In short, the Airbnb technology conducts background checks and evaluates the users’ reliability, compatibility, behavioral, and personality traits.

“Personalities like ‘neuroticism and involvement in crimes’ and ‘narcissism, Machiavellianism, or psychopathy’ are ‘perceived as untrustworthy,’” Artificial Intelligence reported.

“Trooly — nee Airbnb — is combining social credit scores with predictive policing. Tools like PredPol use AI that combines data points and historical events, factors like race and location, digital footprints and crime statistics, to predict the likelihood of when and where crimes will occur (as well as victims and perpetrators). It’s no secret that predictive policing replicates and perpetuates discrimination,” Engadget reported.

Airbnb isn’t the only platform using online traits to analyze users.

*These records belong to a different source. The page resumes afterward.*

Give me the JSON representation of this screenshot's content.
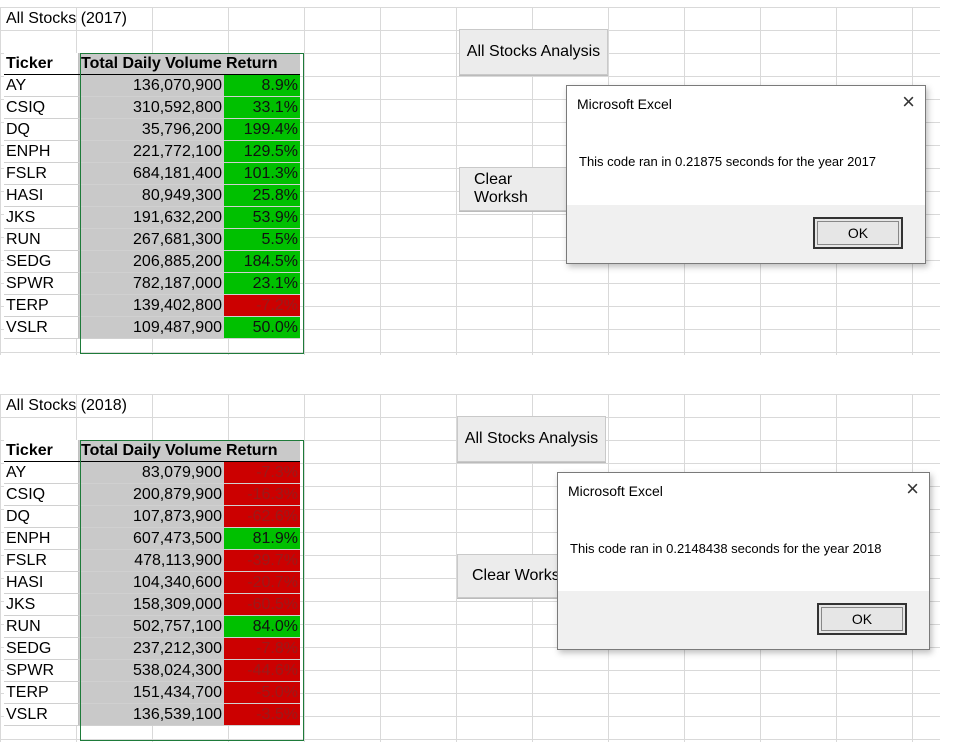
{
  "sheets": [
    {
      "title": "All Stocks (2017)",
      "headers": {
        "ticker": "Ticker",
        "volume": "Total Daily Volume",
        "return": "Return"
      },
      "rows": [
        {
          "ticker": "AY",
          "volume": "136,070,900",
          "ret": "8.9%",
          "dir": "pos"
        },
        {
          "ticker": "CSIQ",
          "volume": "310,592,800",
          "ret": "33.1%",
          "dir": "pos"
        },
        {
          "ticker": "DQ",
          "volume": "35,796,200",
          "ret": "199.4%",
          "dir": "pos"
        },
        {
          "ticker": "ENPH",
          "volume": "221,772,100",
          "ret": "129.5%",
          "dir": "pos"
        },
        {
          "ticker": "FSLR",
          "volume": "684,181,400",
          "ret": "101.3%",
          "dir": "pos"
        },
        {
          "ticker": "HASI",
          "volume": "80,949,300",
          "ret": "25.8%",
          "dir": "pos"
        },
        {
          "ticker": "JKS",
          "volume": "191,632,200",
          "ret": "53.9%",
          "dir": "pos"
        },
        {
          "ticker": "RUN",
          "volume": "267,681,300",
          "ret": "5.5%",
          "dir": "pos"
        },
        {
          "ticker": "SEDG",
          "volume": "206,885,200",
          "ret": "184.5%",
          "dir": "pos"
        },
        {
          "ticker": "SPWR",
          "volume": "782,187,000",
          "ret": "23.1%",
          "dir": "pos"
        },
        {
          "ticker": "TERP",
          "volume": "139,402,800",
          "ret": "-7.2%",
          "dir": "neg"
        },
        {
          "ticker": "VSLR",
          "volume": "109,487,900",
          "ret": "50.0%",
          "dir": "pos"
        }
      ],
      "buttons": {
        "analysis": "All Stocks Analysis",
        "clear": "Clear Worksh"
      },
      "dialog": {
        "title": "Microsoft Excel",
        "message": "This code ran in 0.21875 seconds for the year 2017",
        "ok": "OK",
        "close": "×"
      }
    },
    {
      "title": "All Stocks (2018)",
      "headers": {
        "ticker": "Ticker",
        "volume": "Total Daily Volume",
        "return": "Return"
      },
      "rows": [
        {
          "ticker": "AY",
          "volume": "83,079,900",
          "ret": "-7.3%",
          "dir": "neg"
        },
        {
          "ticker": "CSIQ",
          "volume": "200,879,900",
          "ret": "-16.3%",
          "dir": "neg"
        },
        {
          "ticker": "DQ",
          "volume": "107,873,900",
          "ret": "-62.6%",
          "dir": "neg"
        },
        {
          "ticker": "ENPH",
          "volume": "607,473,500",
          "ret": "81.9%",
          "dir": "pos"
        },
        {
          "ticker": "FSLR",
          "volume": "478,113,900",
          "ret": "-39.7%",
          "dir": "neg"
        },
        {
          "ticker": "HASI",
          "volume": "104,340,600",
          "ret": "-20.7%",
          "dir": "neg"
        },
        {
          "ticker": "JKS",
          "volume": "158,309,000",
          "ret": "-60.5%",
          "dir": "neg"
        },
        {
          "ticker": "RUN",
          "volume": "502,757,100",
          "ret": "84.0%",
          "dir": "pos"
        },
        {
          "ticker": "SEDG",
          "volume": "237,212,300",
          "ret": "-7.8%",
          "dir": "neg"
        },
        {
          "ticker": "SPWR",
          "volume": "538,024,300",
          "ret": "-44.6%",
          "dir": "neg"
        },
        {
          "ticker": "TERP",
          "volume": "151,434,700",
          "ret": "-5.0%",
          "dir": "neg"
        },
        {
          "ticker": "VSLR",
          "volume": "136,539,100",
          "ret": "-3.5%",
          "dir": "neg"
        }
      ],
      "buttons": {
        "analysis": "All Stocks Analysis",
        "clear": "Clear Works"
      },
      "dialog": {
        "title": "Microsoft Excel",
        "message": "This code ran in 0.2148438 seconds for the year 2018",
        "ok": "OK",
        "close": "×"
      }
    }
  ],
  "colors": {
    "positive": "#00c000",
    "negative": "#cc0000",
    "volume_fill": "#c9c9c9"
  }
}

AP reported that Facebook and Instagram are doing the same. They have closed accounts over so-called “sexual” traits. Facebook has been cracking down on nudity on its site, without really looking closely at the content.

“At the same time, it’s been retooling its policies on nudity. It’s tweaking its original heavy-handed policies to account for modern nuances around gender identity, political speech and self-expression, employing thousands of people and quickly evolving artificial intelligence for the task. But some of its users — including activists, sex therapists, abuse survivors, artists, and sex educators — say policies at Facebook and its Instagram service are still too vague and unevenly enforced. They say their work is being unfairly censored, condemning them to ‘Facebook jail’ with no warning and little, if any recourse,” USA Today reported.